Join SWOP and ROAPE for a two-day workshop focused on interrogating different perspectives on racism and capitalism in relation to strategic questions drawn from contemporary political struggles. We welcome all those who are interested in these questions to join us for an intensive conversation centred on thinking through how oppressive structures have come to be bound together and have been collectively struggled against.
In 1980 Stuart Hall waded into South African race-class debates with the publication of his now classic essay, ‘Race, Articulation and Societies Structured in Dominance’. Over the course of the 1970s there had already emerged a powerful reformulation of political critiques of the South African racial order, both from within Marxist thought and with the dramatic entry of Black Consciousness onto the political stage, which found expression in Hall’s essay. In fact, by the end of the 1970s both Marxists and Black Consciousness theorists were increasingly coming to see struggles against racism and capitalism as inseparable.
Taking Hall’s essay and the political productivity of South African theorists in the 1970s as our orientating markers, over the last year a group of researchers, activists and students have gathered for a collective research project focused on interrogating different perspectives on racism and capitalism in relation to strategic questions drawn from contemporary political struggles.
On 17-18 September, this group (hosted by SWOP and ROAPE) will hold a two day workshop at the University of the Witwatersrand in which we will share and discuss some of the outcomes of this work and its potential political uses and implications. To this end we welcome all those who are interested in these questions to join us for an intensive two days of structured conversations centred on thinking through how different oppressive structures have come to be bound together and have been collectively struggled against.

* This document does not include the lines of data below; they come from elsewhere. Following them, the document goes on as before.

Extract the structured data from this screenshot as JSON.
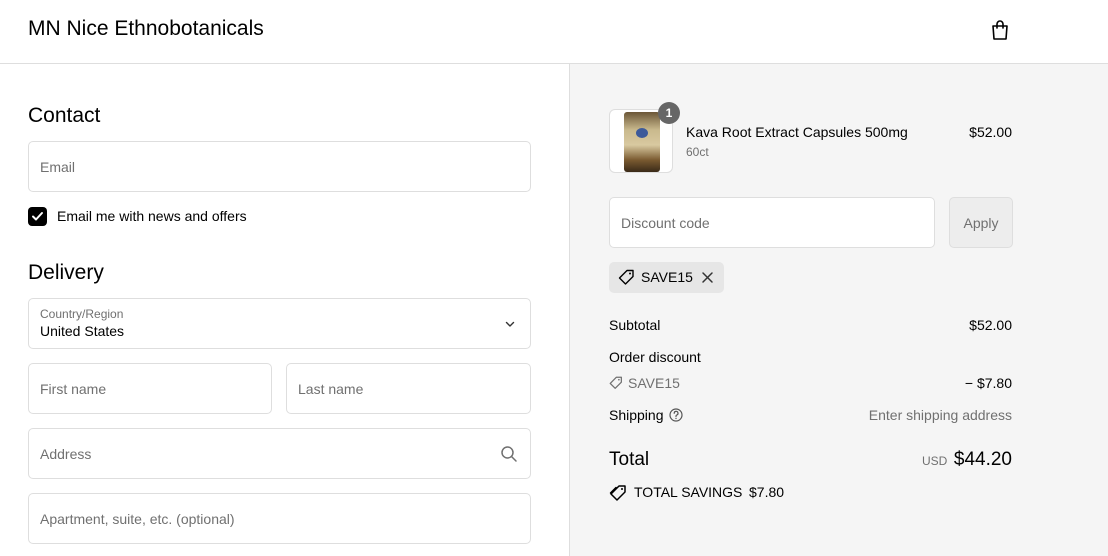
{
  "header": {
    "store_name": "MN Nice Ethnobotanicals"
  },
  "contact": {
    "title": "Contact",
    "email_placeholder": "Email",
    "newsletter_label": "Email me with news and offers",
    "newsletter_checked": true
  },
  "delivery": {
    "title": "Delivery",
    "country_label": "Country/Region",
    "country_value": "United States",
    "first_name_placeholder": "First name",
    "last_name_placeholder": "Last name",
    "address_placeholder": "Address",
    "apartment_placeholder": "Apartment, suite, etc. (optional)"
  },
  "cart": {
    "item": {
      "quantity": "1",
      "name": "Kava Root Extract Capsules 500mg",
      "variant": "60ct",
      "price": "$52.00"
    },
    "discount_placeholder": "Discount code",
    "apply_label": "Apply",
    "applied_code": "SAVE15",
    "subtotal_label": "Subtotal",
    "subtotal_value": "$52.00",
    "order_discount_label": "Order discount",
    "discount_code": "SAVE15",
    "discount_value": "− $7.80",
    "shipping_label": "Shipping",
    "shipping_value": "Enter shipping address",
    "total_label": "Total",
    "currency": "USD",
    "total_value": "$44.20",
    "savings_label": "TOTAL SAVINGS",
    "savings_value": "$7.80"
  },
  "colors": {
    "accent": "#000000",
    "muted_text": "#707070",
    "summary_bg": "#f5f5f5",
    "border": "#dedede"
  },
  "icons": [
    "shopping-bag-icon",
    "chevron-down-icon",
    "search-icon",
    "checkmark-icon",
    "tag-icon",
    "close-icon",
    "help-icon",
    "savings-tag-icon"
  ]
}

As this will be a hybrid event, those unable to attend in person will be able to join the discussion online.
If you would like to attend the workshop online please register here
Day One: Saturday, 17 September
Morning session [10am-12pm] Racial Capitalism and Social Reproduction
Hylton White – Racial Capitalism and Social Reproduction
Ulrike Kistner – Social (re-)inscriptions of the natal: Debating ‘Social Death’ and ‘Social Reproduction’ with Orlando Patterson and Claude Meillassoux
Bridget Kenny – Reproducing ‘racial capitalism’ through retailing in South Africa: White women, consumption and nation in the 1960s
Afternoon session [2pm-4pm] Race, Politics and Political Subjects
Asher Gamedze – ‘A new generation reborn in the battle for truth:’ The Communist Party of the Soviet Union and independent black student politics, 1957-1961
Hannah Dawson – Living, not just surviving: The politics of refusing low-wage jobs in urban South Africa
Late afternoon/Evening Session [4:30pm -6:30pm]
Michael Hardt – The politics of articulation and strategic multiplicities
Day Two: Sunday, 18 September
Morning session [10am -12pm] Concepts, Theory and the Critique of the Present
Tokelo Nhlapo – Benjamin and Memory
Ziyana Lategan – Historical and Dialectical Materialism Revisited
Listening session with Daniel Hutchinson
Afternoon session [2pm – 4pm] Race and political representation
Kelly Gillespie & Leigh-Anne Naidoo -“Shoot me I’m dead already!”: Critical notes on Afropessimism in South Africa
Tumi Mogorosi – The Racial Logic as a Structure of the Culture Industry: Black music and the political
Maya Bhardwaj – Articulations between Racialisation, Identity, and Politicisation for South Asian Diasporic and Indian South African Activists
Late afternoon [4:30pm -6:30pm] Stuart Hall, Racial Capitalism and Politics of resistance
Ahmed Veriava and Prishani Naidoo – Reading Biko-with-Hall
Zachary Levenson and Marcel Paret – Resisting Racial Capitalism: Stuart Hall, Cedric Robinson, and the Question of Racialized Resistance
Efthimios Karayiannides – “Primitive Rebels” from Nairobi to Handsworth: the articulation of race, class and religion in British New Left thought